Some bacteria boost wheat yields byDenysSlee
GroundCover™ Issue: 46
THE ABILITY of an important group of bacteria to significantly boost cereal yields is under test in field trials being conducted in SA and WA.
The bacteria are Actinomycetes, which have been shown by the biotechnology group at SA's Fiinders University to suppress the activity of crop root pathogens and generally stimulate the growth of cereals.
"Actinomycetes live inside the roots of healthy wheat and many other types of plants, including some Australian natives," said the head of the University's Department of Medical Biotechnology, Chris Franco.
"We have found that these bacteria have the ability to restrict the growth of several fungal root diseases, including take-all, Rhizoctonia, pythium and fusarium, by producing chemicals that actually kill the fungus.
"Some also produce plant growth hormones that increase the growth of plants."

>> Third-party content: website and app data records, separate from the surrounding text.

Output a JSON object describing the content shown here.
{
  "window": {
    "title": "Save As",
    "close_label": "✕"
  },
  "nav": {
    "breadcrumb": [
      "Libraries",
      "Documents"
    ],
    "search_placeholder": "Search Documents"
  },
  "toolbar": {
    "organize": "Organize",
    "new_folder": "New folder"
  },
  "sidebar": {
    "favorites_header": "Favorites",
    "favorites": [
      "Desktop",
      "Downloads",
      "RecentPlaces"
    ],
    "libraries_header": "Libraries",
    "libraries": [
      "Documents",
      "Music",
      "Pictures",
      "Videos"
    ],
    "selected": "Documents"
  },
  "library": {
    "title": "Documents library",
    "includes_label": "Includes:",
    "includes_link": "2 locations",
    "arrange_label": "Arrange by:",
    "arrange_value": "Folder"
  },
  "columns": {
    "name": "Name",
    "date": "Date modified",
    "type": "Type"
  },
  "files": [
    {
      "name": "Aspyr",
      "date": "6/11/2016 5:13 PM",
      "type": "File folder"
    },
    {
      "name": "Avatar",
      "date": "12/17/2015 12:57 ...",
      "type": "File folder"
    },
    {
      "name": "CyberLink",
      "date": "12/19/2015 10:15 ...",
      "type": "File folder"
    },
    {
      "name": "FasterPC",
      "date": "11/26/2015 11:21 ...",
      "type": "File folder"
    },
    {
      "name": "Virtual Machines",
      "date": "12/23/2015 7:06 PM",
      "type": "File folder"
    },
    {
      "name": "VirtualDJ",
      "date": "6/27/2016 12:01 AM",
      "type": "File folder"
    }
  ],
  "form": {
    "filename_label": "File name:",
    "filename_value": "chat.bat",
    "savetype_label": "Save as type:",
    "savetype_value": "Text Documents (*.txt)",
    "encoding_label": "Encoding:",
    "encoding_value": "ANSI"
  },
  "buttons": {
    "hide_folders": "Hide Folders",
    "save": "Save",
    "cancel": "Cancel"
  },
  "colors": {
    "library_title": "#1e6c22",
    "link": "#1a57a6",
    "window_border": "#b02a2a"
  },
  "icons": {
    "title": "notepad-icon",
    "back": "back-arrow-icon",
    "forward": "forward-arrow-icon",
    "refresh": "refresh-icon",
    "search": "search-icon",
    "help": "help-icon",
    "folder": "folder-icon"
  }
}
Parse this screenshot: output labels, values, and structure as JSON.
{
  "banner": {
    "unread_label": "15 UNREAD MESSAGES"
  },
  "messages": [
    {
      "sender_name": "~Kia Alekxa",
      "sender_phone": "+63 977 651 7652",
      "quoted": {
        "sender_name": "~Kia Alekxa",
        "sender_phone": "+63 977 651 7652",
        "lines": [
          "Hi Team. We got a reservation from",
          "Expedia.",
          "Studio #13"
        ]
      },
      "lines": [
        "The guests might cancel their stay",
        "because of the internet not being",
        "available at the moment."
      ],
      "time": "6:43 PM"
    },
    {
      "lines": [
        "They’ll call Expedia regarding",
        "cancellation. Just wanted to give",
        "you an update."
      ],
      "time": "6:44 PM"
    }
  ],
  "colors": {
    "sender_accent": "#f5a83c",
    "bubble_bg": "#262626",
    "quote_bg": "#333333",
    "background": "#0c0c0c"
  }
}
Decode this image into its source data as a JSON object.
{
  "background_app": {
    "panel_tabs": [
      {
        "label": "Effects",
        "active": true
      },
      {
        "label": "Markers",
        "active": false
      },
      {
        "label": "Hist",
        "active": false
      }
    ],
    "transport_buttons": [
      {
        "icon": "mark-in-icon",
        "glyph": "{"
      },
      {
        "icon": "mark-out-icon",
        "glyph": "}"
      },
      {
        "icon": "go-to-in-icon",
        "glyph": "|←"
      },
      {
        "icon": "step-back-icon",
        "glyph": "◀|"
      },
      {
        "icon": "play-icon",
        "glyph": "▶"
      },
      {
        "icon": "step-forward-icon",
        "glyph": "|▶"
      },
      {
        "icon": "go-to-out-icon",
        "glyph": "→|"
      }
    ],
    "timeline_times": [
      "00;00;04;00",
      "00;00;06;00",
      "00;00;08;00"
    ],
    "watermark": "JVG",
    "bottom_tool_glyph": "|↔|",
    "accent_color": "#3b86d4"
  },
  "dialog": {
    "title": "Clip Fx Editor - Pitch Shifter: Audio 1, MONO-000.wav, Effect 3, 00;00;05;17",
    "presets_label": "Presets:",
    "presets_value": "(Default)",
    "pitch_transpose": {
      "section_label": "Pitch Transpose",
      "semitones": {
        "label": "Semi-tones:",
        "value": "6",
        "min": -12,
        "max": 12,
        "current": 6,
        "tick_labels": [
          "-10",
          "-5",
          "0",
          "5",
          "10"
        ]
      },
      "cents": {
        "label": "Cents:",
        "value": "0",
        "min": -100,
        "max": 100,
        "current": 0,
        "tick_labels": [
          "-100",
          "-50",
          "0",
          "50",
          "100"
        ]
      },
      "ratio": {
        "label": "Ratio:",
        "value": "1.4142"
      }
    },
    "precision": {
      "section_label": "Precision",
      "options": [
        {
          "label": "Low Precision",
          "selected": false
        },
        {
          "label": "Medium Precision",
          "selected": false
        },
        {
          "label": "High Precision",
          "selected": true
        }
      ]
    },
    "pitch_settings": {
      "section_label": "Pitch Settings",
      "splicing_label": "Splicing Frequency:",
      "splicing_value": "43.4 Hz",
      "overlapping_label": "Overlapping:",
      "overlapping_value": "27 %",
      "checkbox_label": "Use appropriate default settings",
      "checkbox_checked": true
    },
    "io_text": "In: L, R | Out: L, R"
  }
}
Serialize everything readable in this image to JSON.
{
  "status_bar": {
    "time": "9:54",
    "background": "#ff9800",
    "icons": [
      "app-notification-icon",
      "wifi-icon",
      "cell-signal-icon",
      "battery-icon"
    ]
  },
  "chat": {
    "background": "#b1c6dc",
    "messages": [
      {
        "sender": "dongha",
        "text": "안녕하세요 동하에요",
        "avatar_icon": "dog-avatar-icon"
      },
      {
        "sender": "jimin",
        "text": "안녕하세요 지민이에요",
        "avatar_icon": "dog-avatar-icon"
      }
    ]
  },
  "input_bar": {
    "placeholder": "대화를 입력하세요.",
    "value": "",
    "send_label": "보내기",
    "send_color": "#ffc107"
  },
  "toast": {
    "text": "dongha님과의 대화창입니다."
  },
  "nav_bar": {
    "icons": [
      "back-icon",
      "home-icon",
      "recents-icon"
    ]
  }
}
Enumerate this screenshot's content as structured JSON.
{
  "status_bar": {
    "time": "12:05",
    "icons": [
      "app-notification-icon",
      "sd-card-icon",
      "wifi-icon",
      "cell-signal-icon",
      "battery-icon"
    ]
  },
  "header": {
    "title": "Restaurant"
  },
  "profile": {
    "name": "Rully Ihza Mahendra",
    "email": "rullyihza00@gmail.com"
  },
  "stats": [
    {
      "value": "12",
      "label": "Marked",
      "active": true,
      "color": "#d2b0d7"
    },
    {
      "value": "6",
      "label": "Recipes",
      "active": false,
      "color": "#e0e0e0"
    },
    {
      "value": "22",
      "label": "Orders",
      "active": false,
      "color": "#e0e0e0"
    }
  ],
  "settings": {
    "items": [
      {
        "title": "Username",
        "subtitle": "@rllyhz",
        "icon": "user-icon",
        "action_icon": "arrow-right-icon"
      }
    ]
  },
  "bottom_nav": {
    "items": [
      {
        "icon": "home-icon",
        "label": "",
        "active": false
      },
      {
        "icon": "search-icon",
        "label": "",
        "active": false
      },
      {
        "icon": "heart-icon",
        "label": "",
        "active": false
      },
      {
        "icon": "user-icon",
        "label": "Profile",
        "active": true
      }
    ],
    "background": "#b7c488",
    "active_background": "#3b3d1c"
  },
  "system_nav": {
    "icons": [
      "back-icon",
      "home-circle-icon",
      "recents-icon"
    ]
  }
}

Professor Franco said the actions of Actinomycetes had been assessed glasshouse experiments at the University since 1998, but last year the were cultured and sown as a coating on wheat seed in field trials at a number of sites in SA.
Significant wheat yield increase
"Our most successful trial to date was one sown at Alford, on the northern Yorke Peninsula, where there was a high level of take-all in the soil," he said,
"In this trial, statistically significant increases in wheat yield of up to 68 per cent occurred due to inoculation with Actinomycetes. Over all sites there was a 6 per cent average increase in yields even if no root diseases were present."
Trials in the project, being conducted in conjunction with CSIRO Plant Industry, are continuing this year in SA and WA as part of a five-year $10 million Soil Biology Strategic Initiative implemented by the GRDC.
Program consultant, Greg Bender, said he expected that 17 projects would soon be contracted under the initiative, with research taking place in the northen, southern and western regions of the grainbelt.
"The aim of this initiative is to try to remove some of the biological constraints to increasing grain yields, and root disease is a big part of this," Dr Bender said,
Program 4 Contact: Professor Chris Franco 08 8204 5764 Dr Greg Bender 02 6248 0165
Region North, South, West